My son came to me for about the bazillionth time asking, what are we going to do this weekend? "Well I don't know what's going on around". That got me thinking, how about a website that you could put in your zip code and the category of your interest and presto you have a list of every mud run, tractor pull, town fair or ballet (we don't have many of those around here) within 30 miles, whatever your heart desires.
Maybe there are sites out there that already do that and I just haven't found them or maybe I'm the only person that would find it useful. Where were at sometimes things can be going on in the next town and if you haven't talked to the right people you never know it.
I don't have the know how to build something like that or the money to pay someone else to do it for me. Is an idea like that worth anything or maybe someone design it for a percentage. For all I know someone may take my idea and run with it making millions I thought you guys could help. Thanks in advance for any ideas.
It's doubtful that there would many takers to build such a site for a percentage, we've got bills to pay too and the kind of site you're talking about would take some work. In addition, there are sure to be boring sterile alternatives out there that are focusing on monetizing first instead of creating a valuable resource. Think resource, then worry about monetizing it afterwards. I don't want to discourage you because you've got a good idea, but I think this would be something you may have to work on yourself.
There are a lot of different tools you can use to build a site like this. To start, I'd focus on doing something simple and seeing if you can get some traction that way. For instance, if I were in your shoes I might start by building a basic blog and then doing posts about events that are coming up on the calendar. Search your newspaper and promote your site to local events coordinators to find additional events for your site and list it all for free. You can even extend it and give a little of your own input and feedback about what's happening and how you've found it fun in the past. Make it personable and I think it would be more attractive. Then in each post tag it with the zip code of the address where the event is taking place or something like that. Then people could review what's happening by zip code.
That way you can get started with your idea and see if you can put some "legs" on it.
First of all, don't get excited, because at this point, I don't have a clue how to build a web site! The reason I am posting here is because when you said something about "mud runs" and "tractor pulls", you got my attention! I really like to watch those when I get a chance. I'll be watching this post to see where it takes you. Like Rob said, you've got a good idea, so let it rock!
Also, I would highly recommend Rob Orr's expertise. He has done MANY web sites for others. He's also very trusted around the 48 Days community. :)
Above all, have fun with this, -Archie
here is some examples of what it might take to do what you want to do for your area.
It will be a good service for your community to get one started. If I remember correctly, the nowplaying website got a grant to start the website. check with your local chamber of commerce to see if they know of something similar already available for your community and if not would they be willing to help you get it going.

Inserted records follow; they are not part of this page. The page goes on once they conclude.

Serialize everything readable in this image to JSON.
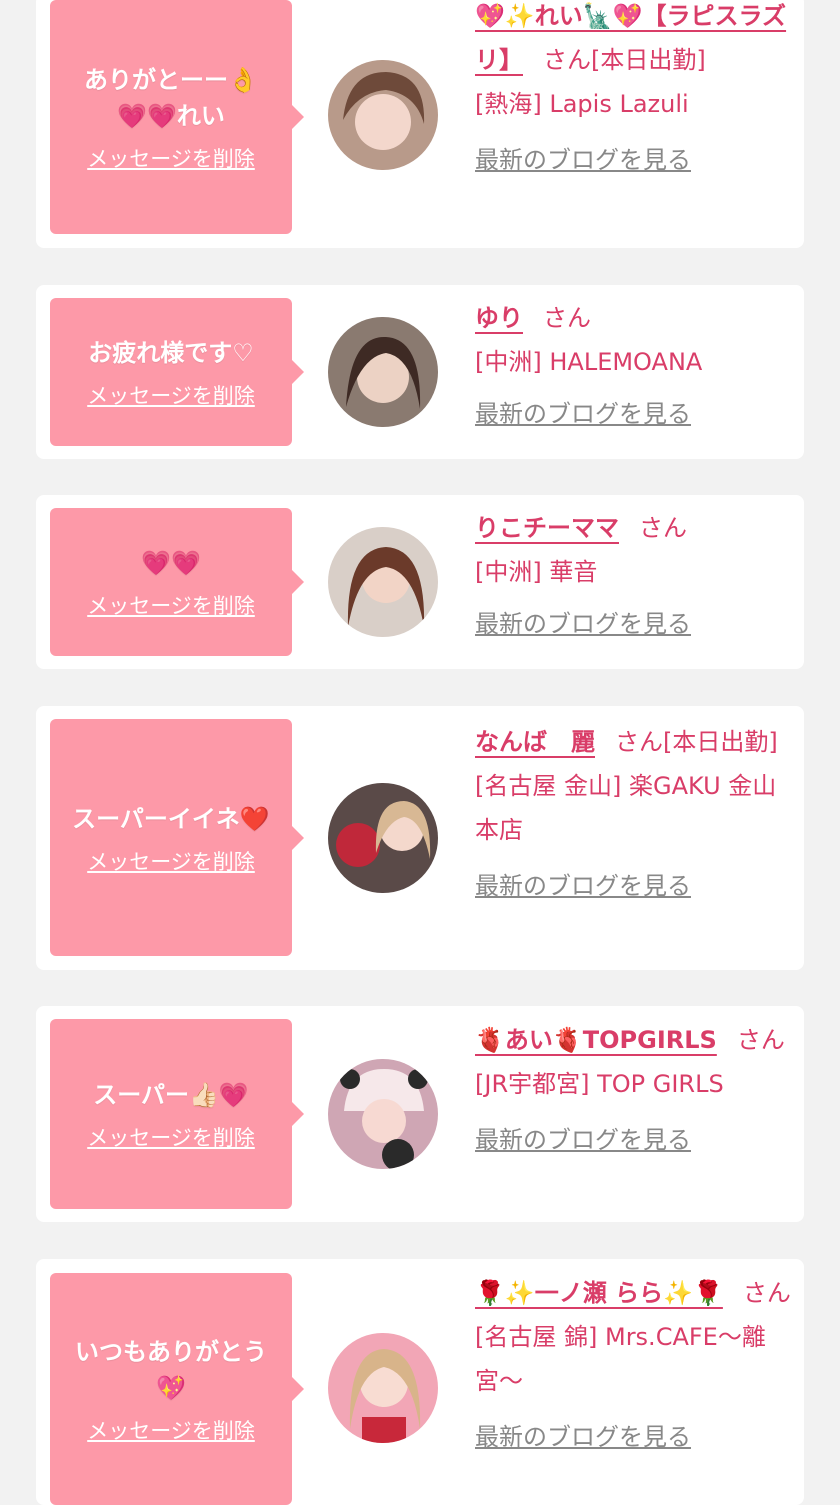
{
  "colors": {
    "background": "#f2f2f2",
    "card": "#ffffff",
    "bubble": "#fd99a8",
    "accent_text": "#d93d68",
    "link_gray": "#888888"
  },
  "delete_label": "メッセージを削除",
  "blog_label": "最新のブログを見る",
  "entries": [
    {
      "message": "ありがとーー👌\n💗💗れい",
      "name": "💖✨れい🗽💖【ラピスラズリ】",
      "suffix": "さん[本日出勤]",
      "shop": "[熱海] Lapis Lazuli",
      "avatar_icon": "avatar-photo"
    },
    {
      "message": "お疲れ様です♡",
      "name": "ゆり",
      "suffix": "さん",
      "shop": "[中洲] HALEMOANA",
      "avatar_icon": "avatar-photo"
    },
    {
      "message": "💗💗",
      "name": "りこチーママ",
      "suffix": "さん",
      "shop": "[中洲] 華音",
      "avatar_icon": "avatar-photo"
    },
    {
      "message": "スーパーイイネ❤️",
      "name": "なんば　麗",
      "suffix": "さん[本日出勤]",
      "shop": "[名古屋 金山] 楽GAKU 金山本店",
      "avatar_icon": "avatar-photo"
    },
    {
      "message": "スーパー👍🏻💗",
      "name": "🫀あい🫀TOPGIRLS",
      "suffix": "さん",
      "shop": "[JR宇都宮] TOP GIRLS",
      "avatar_icon": "avatar-photo"
    },
    {
      "message": "いつもありがとう\n💖",
      "name": "🌹✨一ノ瀬 らら✨🌹",
      "suffix": "さん",
      "shop": "[名古屋 錦] Mrs.CAFE〜離宮〜",
      "avatar_icon": "avatar-photo"
    }
  ]
}
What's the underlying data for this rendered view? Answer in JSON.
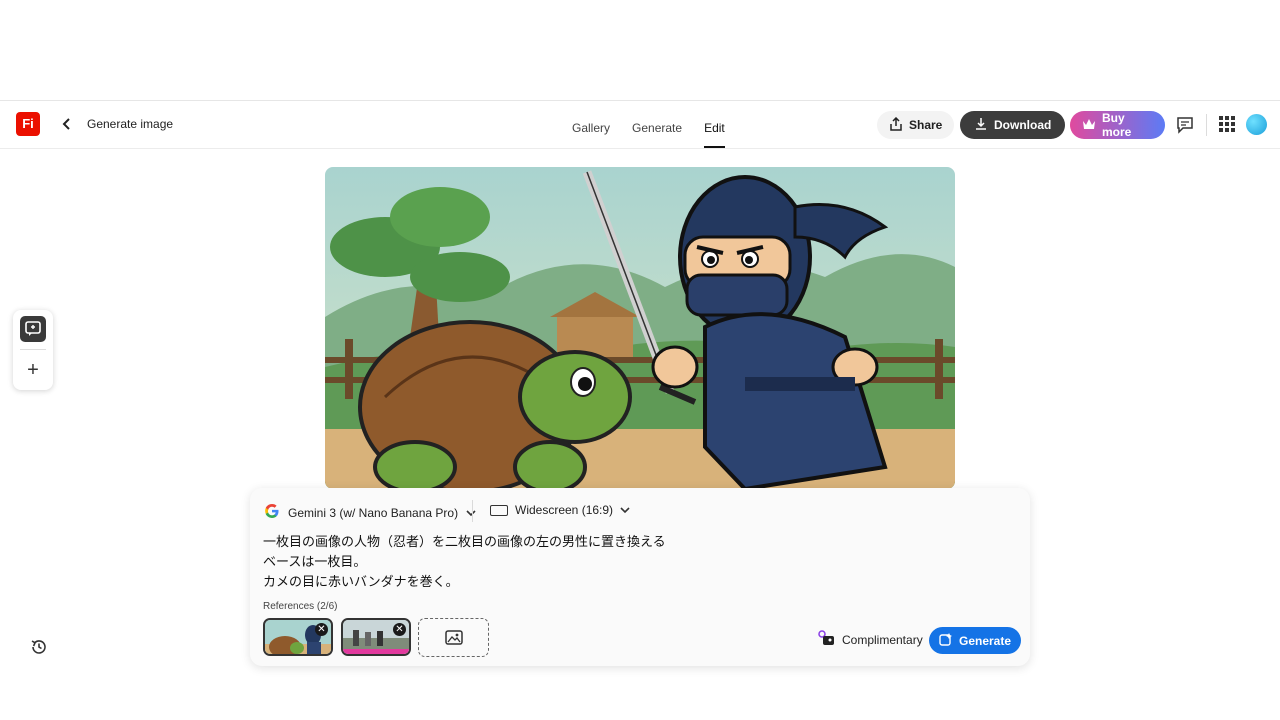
{
  "app": {
    "logo_text": "Fi",
    "page_title": "Generate image"
  },
  "tabs": [
    {
      "label": "Gallery"
    },
    {
      "label": "Generate"
    },
    {
      "label": "Edit",
      "active": true
    }
  ],
  "actions": {
    "share": "Share",
    "download": "Download",
    "buy_more": "Buy more"
  },
  "colors": {
    "brand": "#eb1000",
    "primary": "#1473e6",
    "download_bg": "#3c3c3c"
  },
  "panel": {
    "model": "Gemini 3 (w/ Nano Banana Pro)",
    "aspect_ratio": "Widescreen (16:9)",
    "prompt": "一枚目の画像の人物（忍者）を二枚目の画像の左の男性に置き換える\nベースは一枚目。\nカメの目に赤いバンダナを巻く。",
    "references_label": "References (2/6)",
    "complimentary": "Complimentary",
    "generate": "Generate"
  },
  "icons": [
    "back-icon",
    "share-icon",
    "download-icon",
    "crown-icon",
    "comment-icon",
    "apps-grid-icon",
    "chat-edit-icon",
    "plus-icon",
    "history-icon",
    "google-icon",
    "chevron-down-icon",
    "aspect-ratio-icon",
    "close-icon",
    "image-add-icon",
    "credits-icon",
    "generate-icon"
  ]
}
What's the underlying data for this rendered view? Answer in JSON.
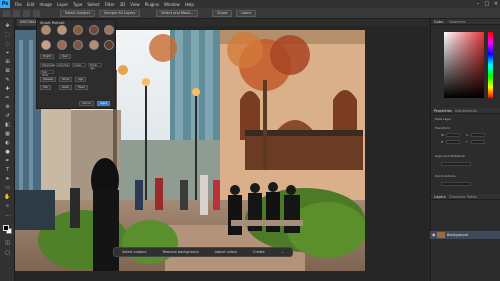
{
  "menubar": {
    "logo": "Ps",
    "items": [
      "File",
      "Edit",
      "Image",
      "Layer",
      "Type",
      "Select",
      "Filter",
      "3D",
      "View",
      "Plugins",
      "Window",
      "Help"
    ]
  },
  "optbar": {
    "select_subject": "Select Subject",
    "sample": "Sample All Layers",
    "select_mask": "Select and Mask...",
    "share": "Share",
    "learn": "Learn"
  },
  "document": {
    "tab_label": "DSC08412.jpg @ 33.3% (RGB/8#)"
  },
  "neural_filter": {
    "title": "Smart Portrait",
    "buttons": [
      "Bright",
      "Dark",
      "Glasses",
      "Smile",
      "Age",
      "Hair",
      "Gaze",
      "Head"
    ],
    "rows": [
      "Happiness",
      "Surprise",
      "Anger",
      "Facial age",
      "Hair thick"
    ],
    "cancel": "Cancel",
    "apply": "Apply"
  },
  "taskbar": {
    "items": [
      "Select subject",
      "Remove background",
      "Adjust colors",
      "Create",
      "..."
    ]
  },
  "right_panel": {
    "color_tab": "Color",
    "swatches_tab": "Swatches",
    "properties_tab": "Properties",
    "adjustments_tab": "Adjustments",
    "props_title": "Pixel Layer",
    "transform": "Transform",
    "w": "W",
    "h": "H",
    "x": "X",
    "y": "Y",
    "align": "Align and Distribute",
    "quick_actions": "Quick Actions",
    "layers_tab": "Layers",
    "channels_tab": "Channels",
    "paths_tab": "Paths",
    "layer_name": "Background"
  },
  "colors": {
    "accent": "#31a8ff",
    "picker_hue": "#e4373b"
  }
}
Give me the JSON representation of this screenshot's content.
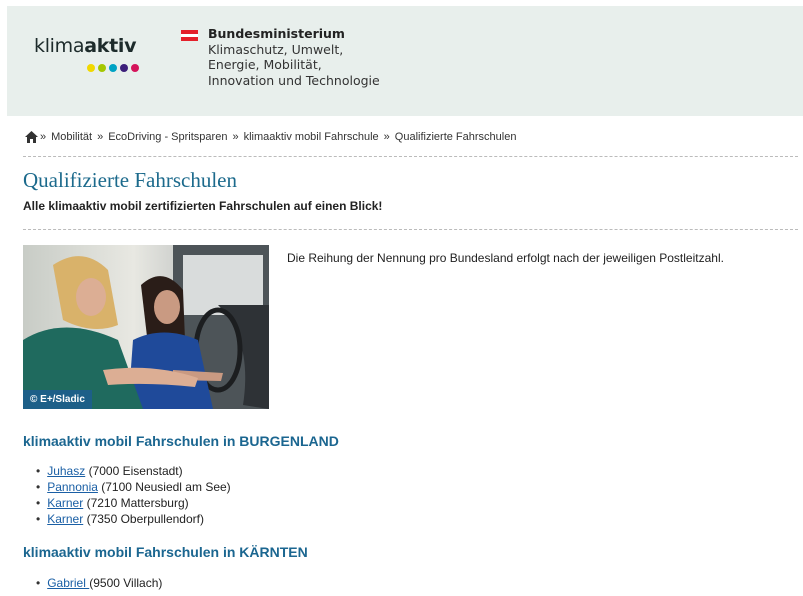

You got nothing to lose by contacting these webmasters to see how they got started and how to put the website together. Maybe they will let you use the same setup or franchise it for your area. You are not a direct competitor and it is always good to find a mentor so your can reduce the learning curve and learn from their mistakes.
best of luck
There are many sites like these, and they are very useful! It doesn't have to cost you much to get a website going. Actually, for the cost of a domain name, you're all set.
Jeff Long and Andy Traub are excellent resources for how to build a Wordpress website. There are many templates that are completely free to set up. I would recommend you have a list of things going on, and a way for people to comment/review the events - again, very easy in a wordpress website - you simply set it up as a blog post. The monetary piece of it...you will do better by not going to the event hosts, but through sponsors and affiliate links- once you've built an audience and have some momentum, that's when you will want to go to local businesses - restaurants, etc - that may want to advertise on the site - since people are going there to see what events are going on, they may want to grab a bite to eat - great incentive for a restaurant to advertise with a coupon or something. Then, you can always monetize through affiliate links. On 48 Days, it costs nothing to be an affiliate and, when someone clicks through and purchases, you get 15% commission on anything they buy - affiliate relationships like that would be another great resource for you.
If you are looking at building an app, here are some app guys that may be able to help you out:
> or maybe someone design it for a percentage
To the extent that you're serious about pursuing this idea, you need to think through a business model that makes sense if you want to recruit a web developer to work with you.
As a the owner of a custom web database development company, my first question would be, "a percentage of what"? We've done work before for a percentage of future revenue, but only when there was a business model that made sense for it.
Regarding your particular idea, my second question would be, "in light of your business model, how do you plan to fill it up with events/content from all over"? You could always start with a specific geographic area, because the smaller area you make it the easier it will be to have "complete" event coverage, but also the smaller you make it, the harder it could be to make money on it. (From the site creation / programming perspective, it's not that much more involved to create a website that does this for the entire country as it is that does it for a small town, as long as you're going to use zip code distance math in either one and build it on a solid infrastructure.)
As a former mentor once told me, "It's time to sharpen the pencils and work out some numbers."